Top of DATA EXTRACTS

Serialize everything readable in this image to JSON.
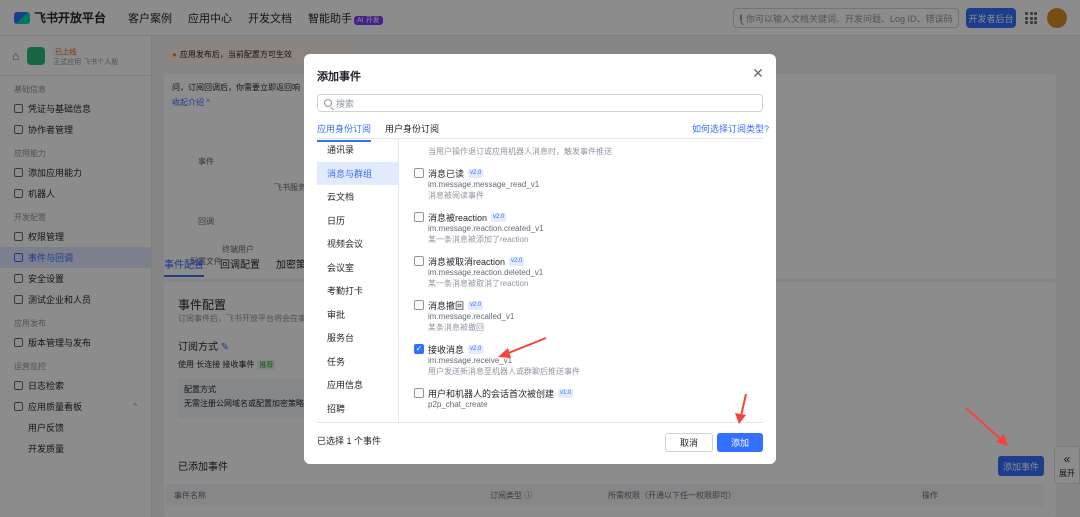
{
  "nav": {
    "logo": "飞书开放平台",
    "links": [
      "客户案例",
      "应用中心",
      "开发文档",
      "智能助手"
    ],
    "ai_badge": "AI 开发",
    "search_placeholder": "你可以输入文档关键词、开发问题、Log ID、错误码",
    "dev_button": "开发者后台"
  },
  "sidebar": {
    "app_sub": "正式应用 飞书个人版",
    "app_badge": "已上线",
    "sections": [
      {
        "title": "基础信息",
        "items": [
          "凭证与基础信息",
          "协作者管理"
        ]
      },
      {
        "title": "应用能力",
        "items": [
          "添加应用能力",
          "机器人"
        ]
      },
      {
        "title": "开发配置",
        "items": [
          "权限管理",
          "事件与回调",
          "安全设置",
          "测试企业和人员"
        ]
      },
      {
        "title": "应用发布",
        "items": [
          "版本管理与发布"
        ]
      },
      {
        "title": "运营监控",
        "items": [
          "日志检索",
          "应用质量看板"
        ]
      }
    ],
    "children": [
      "用户反馈",
      "开发质量"
    ]
  },
  "main": {
    "notice": "应用发布后，当前配置方可生效",
    "intro_text": "问，订阅回调后，你需要立即返回响",
    "collapse_link": "收起介绍",
    "diagram_labels": [
      "事件",
      "飞书服务器",
      "回调",
      "终端用户",
      "配置文件"
    ],
    "tabs": [
      "事件配置",
      "回调配置",
      "加密策略"
    ],
    "section_title": "事件配置",
    "section_desc": "订阅事件后，飞书开放平台将会在事",
    "sub_mode_label": "订阅方式",
    "sub_mode_value": "使用 长连接 接收事件",
    "sub_mode_tag": "推荐",
    "config_label": "配置方式",
    "config_desc": "无需注册公网域名或配置加密策略",
    "added_title": "已添加事件",
    "add_event_button": "添加事件",
    "table_headers": [
      "事件名称",
      "订阅类型 ⓘ",
      "所需权限（开通以下任一权限即可）",
      "操作"
    ],
    "expand_label": "展开"
  },
  "modal": {
    "title": "添加事件",
    "search_placeholder": "搜索",
    "tabs": [
      "应用身份订阅",
      "用户身份订阅"
    ],
    "how_link": "如何选择订阅类型?",
    "categories": [
      "通讯录",
      "消息与群组",
      "云文档",
      "日历",
      "视频会议",
      "会议室",
      "考勤打卡",
      "审批",
      "服务台",
      "任务",
      "应用信息",
      "招聘"
    ],
    "active_category": "消息与群组",
    "top_desc": "当用户操作退订或应用机器人消息时，触发事件推送",
    "events": [
      {
        "name": "消息已读",
        "version": "v2.0",
        "code": "im.message.message_read_v1",
        "desc": "消息被阅读事件",
        "checked": false
      },
      {
        "name": "消息被reaction",
        "version": "v2.0",
        "code": "im.message.reaction.created_v1",
        "desc": "某一条消息被添加了reaction",
        "checked": false
      },
      {
        "name": "消息被取消reaction",
        "version": "v2.0",
        "code": "im.message.reaction.deleted_v1",
        "desc": "某一条消息被取消了reaction",
        "checked": false
      },
      {
        "name": "消息撤回",
        "version": "v2.0",
        "code": "im.message.recalled_v1",
        "desc": "某条消息被撤回",
        "checked": false
      },
      {
        "name": "接收消息",
        "version": "v2.0",
        "code": "im.message.receive_v1",
        "desc": "用户发送新消息至机器人或群聊后推送事件",
        "checked": true
      },
      {
        "name": "用户和机器人的会话首次被创建",
        "version": "v1.0",
        "code": "p2p_chat_create",
        "desc": "",
        "checked": false
      }
    ],
    "selected_count": "已选择 1 个事件",
    "cancel": "取消",
    "add": "添加"
  },
  "colors": {
    "accent": "#3370ff",
    "arrow": "#f5453b"
  }
}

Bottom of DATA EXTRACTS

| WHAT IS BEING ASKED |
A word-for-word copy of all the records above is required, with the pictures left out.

| TASK ANSWER |
Serialize everything readable in this image to JSON.
{
  "nav": {
    "logo": "飞书开放平台",
    "links": [
      "客户案例",
      "应用中心",
      "开发文档",
      "智能助手"
    ],
    "ai_badge": "AI 开发",
    "search_placeholder": "你可以输入文档关键词、开发问题、Log ID、错误码",
    "dev_button": "开发者后台"
  },
  "sidebar": {
    "app_sub": "正式应用 飞书个人版",
    "app_badge": "已上线",
    "sections": [
      {
        "title": "基础信息",
        "items": [
          "凭证与基础信息",
          "协作者管理"
        ]
      },
      {
        "title": "应用能力",
        "items": [
          "添加应用能力",
          "机器人"
        ]
      },
      {
        "title": "开发配置",
        "items": [
          "权限管理",
          "事件与回调",
          "安全设置",
          "测试企业和人员"
        ]
      },
      {
        "title": "应用发布",
        "items": [
          "版本管理与发布"
        ]
      },
      {
        "title": "运营监控",
        "items": [
          "日志检索",
          "应用质量看板"
        ]
      }
    ],
    "children": [
      "用户反馈",
      "开发质量"
    ]
  },
  "main": {
    "notice": "应用发布后，当前配置方可生效",
    "intro_text": "问，订阅回调后，你需要立即返回响",
    "collapse_link": "收起介绍",
    "diagram_labels": [
      "事件",
      "飞书服务器",
      "回调",
      "终端用户",
      "配置文件"
    ],
    "tabs": [
      "事件配置",
      "回调配置",
      "加密策略"
    ],
    "section_title": "事件配置",
    "section_desc": "订阅事件后，飞书开放平台将会在事",
    "sub_mode_label": "订阅方式",
    "sub_mode_value": "使用 长连接 接收事件",
    "sub_mode_tag": "推荐",
    "config_label": "配置方式",
    "config_desc": "无需注册公网域名或配置加密策略",
    "added_title": "已添加事件",
    "add_event_button": "添加事件",
    "table_headers": [
      "事件名称",
      "订阅类型 ⓘ",
      "所需权限（开通以下任一权限即可）",
      "操作"
    ],
    "expand_label": "展开"
  },
  "modal": {
    "title": "添加事件",
    "search_placeholder": "搜索",
    "tabs": [
      "应用身份订阅",
      "用户身份订阅"
    ],
    "how_link": "如何选择订阅类型?",
    "categories": [
      "通讯录",
      "消息与群组",
      "云文档",
      "日历",
      "视频会议",
      "会议室",
      "考勤打卡",
      "审批",
      "服务台",
      "任务",
      "应用信息",
      "招聘"
    ],
    "active_category": "消息与群组",
    "top_desc": "当用户操作退订或应用机器人消息时，触发事件推送",
    "events": [
      {
        "name": "消息已读",
        "version": "v2.0",
        "code": "im.message.message_read_v1",
        "desc": "消息被阅读事件",
        "checked": false
      },
      {
        "name": "消息被reaction",
        "version": "v2.0",
        "code": "im.message.reaction.created_v1",
        "desc": "某一条消息被添加了reaction",
        "checked": false
      },
      {
        "name": "消息被取消reaction",
        "version": "v2.0",
        "code": "im.message.reaction.deleted_v1",
        "desc": "某一条消息被取消了reaction",
        "checked": false
      },
      {
        "name": "消息撤回",
        "version": "v2.0",
        "code": "im.message.recalled_v1",
        "desc": "某条消息被撤回",
        "checked": false
      },
      {
        "name": "接收消息",
        "version": "v2.0",
        "code": "im.message.receive_v1",
        "desc": "用户发送新消息至机器人或群聊后推送事件",
        "checked": true
      },
      {
        "name": "用户和机器人的会话首次被创建",
        "version": "v1.0",
        "code": "p2p_chat_create",
        "desc": "",
        "checked": false
      }
    ],
    "selected_count": "已选择 1 个事件",
    "cancel": "取消",
    "add": "添加"
  },
  "colors": {
    "accent": "#3370ff",
    "arrow": "#f5453b"
  }
}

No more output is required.